The famed Decorah eagles that have a cam which is watched by many are facing a tough summer.
This spring three eggs were laid, and it was a pleasure to see each hatch and the birds grow healthy and strong. But several weeks ago the gants and biting flies that have proven to be a problem in so many places around the Midwest started attacking the young birds. At about the time the birds were to fledge from the nest to the tree branches and then back for meals and nighttime resting did not take place. Instead the young eagles just took flight and got the heck out of Dodge and never returned.
One of the eagles was so tired and unable to fly successfully it landed in a river area with a broken wing. It was rescued and had surgery this weekend. The prognosis is good but it will be a slow mend.
The other two have been located but their story is not completed as they are still in need of learning to hunt and make it as adults. The parent birds know of their location and that part of the story from the Decorah Eagles Facebook Page is well worth the read.
Bob Anderson writes the following.
“I was at the hatchery a little past 6AM this morning. David and Ann Lynch were down at the city compost site. The adult female eagle was perched in the maple tree. I lobbed a quail out on the cement and as usual the female did not respond. Every few minutes I would toss the quail high in the air hoping that the male would see the offering. After a few minutes I drove… down to the compost site and met up with David along with several other eagle people who ventured out early to see eagles. Soon, the adult male eagle came flying in to the site carrying the quail. He landed next to the immature bird (EWOT) who snatched the quail and mantled.

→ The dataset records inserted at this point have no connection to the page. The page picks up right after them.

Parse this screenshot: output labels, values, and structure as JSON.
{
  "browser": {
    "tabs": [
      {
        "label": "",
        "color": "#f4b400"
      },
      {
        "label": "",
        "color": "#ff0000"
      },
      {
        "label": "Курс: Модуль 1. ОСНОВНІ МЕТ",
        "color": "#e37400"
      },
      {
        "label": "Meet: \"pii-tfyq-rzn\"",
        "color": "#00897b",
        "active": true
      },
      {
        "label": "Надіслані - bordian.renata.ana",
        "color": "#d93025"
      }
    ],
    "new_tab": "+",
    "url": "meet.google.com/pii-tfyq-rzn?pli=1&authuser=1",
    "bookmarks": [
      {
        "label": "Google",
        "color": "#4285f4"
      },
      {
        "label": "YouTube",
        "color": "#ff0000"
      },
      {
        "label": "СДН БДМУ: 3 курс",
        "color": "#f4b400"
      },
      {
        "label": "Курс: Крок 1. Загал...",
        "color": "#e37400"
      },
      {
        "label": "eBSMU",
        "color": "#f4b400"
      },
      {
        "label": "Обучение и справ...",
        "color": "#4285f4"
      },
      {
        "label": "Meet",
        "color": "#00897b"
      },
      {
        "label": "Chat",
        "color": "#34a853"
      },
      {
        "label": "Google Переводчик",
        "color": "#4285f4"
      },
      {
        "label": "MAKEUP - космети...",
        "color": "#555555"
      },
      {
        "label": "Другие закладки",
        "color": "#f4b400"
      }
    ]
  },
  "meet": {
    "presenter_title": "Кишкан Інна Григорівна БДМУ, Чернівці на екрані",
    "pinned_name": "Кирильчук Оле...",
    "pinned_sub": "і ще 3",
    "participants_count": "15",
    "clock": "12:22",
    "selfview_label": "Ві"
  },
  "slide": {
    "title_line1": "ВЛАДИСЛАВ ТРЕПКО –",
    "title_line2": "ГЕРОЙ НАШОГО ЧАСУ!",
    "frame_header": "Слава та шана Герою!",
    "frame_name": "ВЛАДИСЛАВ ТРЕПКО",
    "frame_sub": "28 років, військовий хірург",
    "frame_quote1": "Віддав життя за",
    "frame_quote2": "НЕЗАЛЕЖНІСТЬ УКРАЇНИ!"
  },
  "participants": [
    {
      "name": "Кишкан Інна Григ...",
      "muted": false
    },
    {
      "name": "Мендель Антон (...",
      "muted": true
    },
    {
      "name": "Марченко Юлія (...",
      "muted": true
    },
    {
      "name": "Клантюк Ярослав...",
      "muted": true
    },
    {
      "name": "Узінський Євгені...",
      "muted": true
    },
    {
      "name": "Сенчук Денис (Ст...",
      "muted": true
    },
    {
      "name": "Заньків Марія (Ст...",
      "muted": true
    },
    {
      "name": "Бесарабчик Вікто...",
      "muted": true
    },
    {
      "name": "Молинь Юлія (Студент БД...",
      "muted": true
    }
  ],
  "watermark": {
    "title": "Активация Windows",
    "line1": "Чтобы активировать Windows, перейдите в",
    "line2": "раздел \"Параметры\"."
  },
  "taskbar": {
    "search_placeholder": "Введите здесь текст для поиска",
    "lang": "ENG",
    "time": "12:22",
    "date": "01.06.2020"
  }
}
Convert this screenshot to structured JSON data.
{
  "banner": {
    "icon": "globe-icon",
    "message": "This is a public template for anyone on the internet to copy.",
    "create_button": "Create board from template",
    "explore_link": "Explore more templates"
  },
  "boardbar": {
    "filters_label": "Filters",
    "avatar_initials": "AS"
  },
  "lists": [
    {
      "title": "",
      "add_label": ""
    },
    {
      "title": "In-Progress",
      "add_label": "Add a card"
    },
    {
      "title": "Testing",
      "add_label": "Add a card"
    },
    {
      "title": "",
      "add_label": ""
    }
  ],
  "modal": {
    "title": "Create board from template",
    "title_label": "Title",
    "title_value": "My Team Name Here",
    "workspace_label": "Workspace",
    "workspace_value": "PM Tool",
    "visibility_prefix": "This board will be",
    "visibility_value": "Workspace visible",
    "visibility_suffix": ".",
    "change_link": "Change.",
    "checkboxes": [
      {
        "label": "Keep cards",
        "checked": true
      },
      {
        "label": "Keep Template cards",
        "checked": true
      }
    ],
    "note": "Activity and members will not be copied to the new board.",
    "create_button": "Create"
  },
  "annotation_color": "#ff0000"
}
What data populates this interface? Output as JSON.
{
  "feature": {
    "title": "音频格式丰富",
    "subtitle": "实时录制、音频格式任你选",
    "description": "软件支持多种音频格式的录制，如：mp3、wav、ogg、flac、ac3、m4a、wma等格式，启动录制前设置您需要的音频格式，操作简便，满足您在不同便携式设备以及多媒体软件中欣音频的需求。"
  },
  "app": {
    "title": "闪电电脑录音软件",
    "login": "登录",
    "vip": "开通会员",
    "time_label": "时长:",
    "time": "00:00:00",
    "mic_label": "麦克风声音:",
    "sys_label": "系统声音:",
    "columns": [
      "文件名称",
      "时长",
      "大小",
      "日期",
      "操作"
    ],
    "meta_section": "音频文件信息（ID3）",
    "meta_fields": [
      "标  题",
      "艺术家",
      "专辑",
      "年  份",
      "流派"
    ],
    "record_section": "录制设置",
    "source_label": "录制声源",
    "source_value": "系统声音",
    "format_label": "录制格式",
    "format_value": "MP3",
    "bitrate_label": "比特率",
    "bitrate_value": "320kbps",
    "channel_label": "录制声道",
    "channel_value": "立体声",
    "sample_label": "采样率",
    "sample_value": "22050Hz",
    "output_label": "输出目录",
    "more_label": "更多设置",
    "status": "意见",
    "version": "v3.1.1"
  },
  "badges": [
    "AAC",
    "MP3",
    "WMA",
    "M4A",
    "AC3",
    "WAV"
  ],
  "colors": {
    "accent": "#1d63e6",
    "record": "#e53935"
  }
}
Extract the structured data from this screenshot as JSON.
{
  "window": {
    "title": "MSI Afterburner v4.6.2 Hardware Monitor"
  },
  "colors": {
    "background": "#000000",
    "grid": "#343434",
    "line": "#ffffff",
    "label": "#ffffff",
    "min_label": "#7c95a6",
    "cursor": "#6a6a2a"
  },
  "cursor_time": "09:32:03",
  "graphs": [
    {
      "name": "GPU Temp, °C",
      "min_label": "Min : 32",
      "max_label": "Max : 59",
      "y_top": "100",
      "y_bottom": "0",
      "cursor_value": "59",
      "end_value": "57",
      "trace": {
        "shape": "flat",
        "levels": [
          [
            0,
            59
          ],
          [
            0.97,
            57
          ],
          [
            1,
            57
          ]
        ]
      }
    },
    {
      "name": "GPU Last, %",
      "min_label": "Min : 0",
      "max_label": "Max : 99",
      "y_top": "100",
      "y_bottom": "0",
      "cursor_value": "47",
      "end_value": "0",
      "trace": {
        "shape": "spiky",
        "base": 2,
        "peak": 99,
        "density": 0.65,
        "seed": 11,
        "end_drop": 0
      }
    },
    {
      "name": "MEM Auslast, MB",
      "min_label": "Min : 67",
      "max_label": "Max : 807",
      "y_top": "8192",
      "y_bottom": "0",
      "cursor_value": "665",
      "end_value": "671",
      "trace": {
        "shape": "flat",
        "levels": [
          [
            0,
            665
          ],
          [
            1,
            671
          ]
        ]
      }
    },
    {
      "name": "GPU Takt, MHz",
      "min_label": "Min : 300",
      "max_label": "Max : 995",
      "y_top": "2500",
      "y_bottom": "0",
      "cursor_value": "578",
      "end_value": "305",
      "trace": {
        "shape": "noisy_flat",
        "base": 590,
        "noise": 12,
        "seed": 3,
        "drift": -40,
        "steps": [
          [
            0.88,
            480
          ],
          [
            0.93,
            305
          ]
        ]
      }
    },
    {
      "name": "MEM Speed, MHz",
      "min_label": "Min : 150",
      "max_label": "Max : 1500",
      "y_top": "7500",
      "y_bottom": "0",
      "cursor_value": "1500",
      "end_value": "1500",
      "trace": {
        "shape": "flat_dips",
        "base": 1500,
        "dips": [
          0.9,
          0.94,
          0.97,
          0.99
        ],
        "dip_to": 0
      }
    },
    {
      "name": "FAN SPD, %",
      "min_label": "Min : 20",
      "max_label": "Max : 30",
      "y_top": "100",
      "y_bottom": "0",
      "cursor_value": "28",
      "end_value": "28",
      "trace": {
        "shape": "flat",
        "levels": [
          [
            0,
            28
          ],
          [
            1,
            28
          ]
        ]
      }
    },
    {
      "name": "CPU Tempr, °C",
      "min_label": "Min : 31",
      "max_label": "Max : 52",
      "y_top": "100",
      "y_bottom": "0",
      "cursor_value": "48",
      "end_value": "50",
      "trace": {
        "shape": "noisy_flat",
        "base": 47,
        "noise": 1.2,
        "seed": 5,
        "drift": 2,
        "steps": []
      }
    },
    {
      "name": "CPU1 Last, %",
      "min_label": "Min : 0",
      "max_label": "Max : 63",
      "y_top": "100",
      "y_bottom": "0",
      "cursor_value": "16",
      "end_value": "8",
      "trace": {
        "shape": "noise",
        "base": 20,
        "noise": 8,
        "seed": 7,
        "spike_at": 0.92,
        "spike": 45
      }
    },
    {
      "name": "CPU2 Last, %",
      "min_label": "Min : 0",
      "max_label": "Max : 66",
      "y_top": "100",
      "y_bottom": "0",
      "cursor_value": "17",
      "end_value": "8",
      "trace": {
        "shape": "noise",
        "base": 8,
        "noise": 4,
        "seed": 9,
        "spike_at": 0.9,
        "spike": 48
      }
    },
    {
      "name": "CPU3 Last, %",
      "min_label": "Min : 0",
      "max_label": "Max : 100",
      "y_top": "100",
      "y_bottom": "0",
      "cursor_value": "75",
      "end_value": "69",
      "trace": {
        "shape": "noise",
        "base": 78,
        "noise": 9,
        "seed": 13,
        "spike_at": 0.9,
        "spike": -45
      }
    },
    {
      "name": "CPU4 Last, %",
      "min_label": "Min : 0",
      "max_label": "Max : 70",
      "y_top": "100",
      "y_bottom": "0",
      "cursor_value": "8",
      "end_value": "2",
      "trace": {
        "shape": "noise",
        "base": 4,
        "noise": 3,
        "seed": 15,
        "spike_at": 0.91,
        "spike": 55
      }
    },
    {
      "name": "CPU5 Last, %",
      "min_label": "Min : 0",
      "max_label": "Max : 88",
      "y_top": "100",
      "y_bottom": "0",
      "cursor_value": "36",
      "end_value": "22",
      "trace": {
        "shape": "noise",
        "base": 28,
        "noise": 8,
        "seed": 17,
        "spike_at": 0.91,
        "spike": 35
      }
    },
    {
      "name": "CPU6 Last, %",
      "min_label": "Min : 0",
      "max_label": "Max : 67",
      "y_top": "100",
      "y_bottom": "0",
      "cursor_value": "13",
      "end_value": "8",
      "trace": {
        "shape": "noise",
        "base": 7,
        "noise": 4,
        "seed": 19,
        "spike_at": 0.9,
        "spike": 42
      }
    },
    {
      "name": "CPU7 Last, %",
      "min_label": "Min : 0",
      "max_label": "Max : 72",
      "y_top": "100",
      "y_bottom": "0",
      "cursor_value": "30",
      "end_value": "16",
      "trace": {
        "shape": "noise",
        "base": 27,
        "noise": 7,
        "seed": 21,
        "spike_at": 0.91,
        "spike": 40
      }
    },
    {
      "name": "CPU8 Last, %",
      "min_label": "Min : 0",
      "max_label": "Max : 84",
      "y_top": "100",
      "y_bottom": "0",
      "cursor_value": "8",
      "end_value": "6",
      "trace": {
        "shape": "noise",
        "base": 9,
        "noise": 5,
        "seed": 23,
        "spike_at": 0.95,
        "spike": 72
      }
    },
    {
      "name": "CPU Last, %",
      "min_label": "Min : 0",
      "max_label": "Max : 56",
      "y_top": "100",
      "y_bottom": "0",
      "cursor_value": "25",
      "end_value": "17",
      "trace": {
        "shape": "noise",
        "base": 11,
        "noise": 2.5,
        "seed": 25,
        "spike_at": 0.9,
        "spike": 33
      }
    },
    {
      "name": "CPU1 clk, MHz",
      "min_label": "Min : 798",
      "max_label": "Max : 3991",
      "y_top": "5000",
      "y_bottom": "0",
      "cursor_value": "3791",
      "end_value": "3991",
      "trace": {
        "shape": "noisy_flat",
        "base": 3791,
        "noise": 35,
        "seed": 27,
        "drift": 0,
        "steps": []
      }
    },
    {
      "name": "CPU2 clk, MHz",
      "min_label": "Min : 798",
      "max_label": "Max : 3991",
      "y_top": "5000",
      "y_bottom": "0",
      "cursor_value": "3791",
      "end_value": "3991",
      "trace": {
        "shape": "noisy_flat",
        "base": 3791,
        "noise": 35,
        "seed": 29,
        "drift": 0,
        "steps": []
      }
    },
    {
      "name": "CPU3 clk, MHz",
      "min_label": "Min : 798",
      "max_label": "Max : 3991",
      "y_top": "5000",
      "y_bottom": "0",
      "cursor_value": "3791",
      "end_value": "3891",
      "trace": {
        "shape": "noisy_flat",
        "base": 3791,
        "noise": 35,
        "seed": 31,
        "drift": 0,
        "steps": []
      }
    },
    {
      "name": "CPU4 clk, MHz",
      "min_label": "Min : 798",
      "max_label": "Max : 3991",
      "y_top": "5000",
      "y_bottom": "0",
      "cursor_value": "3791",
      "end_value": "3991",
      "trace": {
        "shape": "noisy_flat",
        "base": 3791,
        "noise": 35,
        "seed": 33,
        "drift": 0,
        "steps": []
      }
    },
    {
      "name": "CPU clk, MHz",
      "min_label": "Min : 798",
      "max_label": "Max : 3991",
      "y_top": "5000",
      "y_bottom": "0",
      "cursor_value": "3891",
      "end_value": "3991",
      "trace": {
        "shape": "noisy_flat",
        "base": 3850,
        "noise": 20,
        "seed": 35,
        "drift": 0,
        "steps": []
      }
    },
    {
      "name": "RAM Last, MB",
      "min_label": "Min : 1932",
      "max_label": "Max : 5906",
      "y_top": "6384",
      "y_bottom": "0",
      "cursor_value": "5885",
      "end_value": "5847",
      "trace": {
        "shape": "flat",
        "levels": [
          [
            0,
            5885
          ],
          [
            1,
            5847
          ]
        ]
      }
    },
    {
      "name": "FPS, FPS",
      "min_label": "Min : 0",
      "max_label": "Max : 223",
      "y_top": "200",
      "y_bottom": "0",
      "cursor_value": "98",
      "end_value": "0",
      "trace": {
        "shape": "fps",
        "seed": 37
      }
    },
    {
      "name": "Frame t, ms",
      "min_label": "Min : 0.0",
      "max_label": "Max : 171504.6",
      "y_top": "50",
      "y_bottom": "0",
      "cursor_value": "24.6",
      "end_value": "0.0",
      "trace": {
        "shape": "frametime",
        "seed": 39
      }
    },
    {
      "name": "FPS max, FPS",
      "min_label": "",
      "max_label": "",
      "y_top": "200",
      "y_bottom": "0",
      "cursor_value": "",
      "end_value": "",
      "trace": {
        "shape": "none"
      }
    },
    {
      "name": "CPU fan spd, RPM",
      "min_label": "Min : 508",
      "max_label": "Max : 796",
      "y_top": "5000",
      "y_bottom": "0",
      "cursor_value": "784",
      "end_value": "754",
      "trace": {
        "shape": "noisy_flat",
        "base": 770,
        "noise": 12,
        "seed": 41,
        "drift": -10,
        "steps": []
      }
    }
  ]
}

David and I then set off to track down the young eagle with the transmitter. She spent last night in a corn field. This AM we found her laying down tucked up against a wire woven fence. She must have spent quite a bit of energy trying to get through or over the fence. I was able to grab her and quickly put a hood on her head. David then drove while I held the young eagle (EWT) and we made a direct line to the compost site.
Once we got there, we tossed three quail up on one small mulch pile very near the mulch pile with the other eaglet (EWOT). As soon as I released her on the pile she began to devour the quail. She ate all three in short order. I ran back to the hatchery and set out two small trout, hoping the adult male would snatch one and return to the compost site. All of us that were watching were rewarded when we saw the adult male eagle arrive with one trout and deliver it to the eaglet without a transmitter. The adult male then flew over to another mulch pile. Before the adult male arrived with the trout the eaglet without a transmitter flew over to the bird with the transmitter. They interacted a bit and then eagle EWOT flew back to his mulch pile.
I returned to the city compost site around 2:30 to check on the eaglets. Both of them were perched together on the tallest mulch pile. The adults have visited and the adult male brought food. It has clouded over and with luck the eagles will remain for more feedings from the adult.”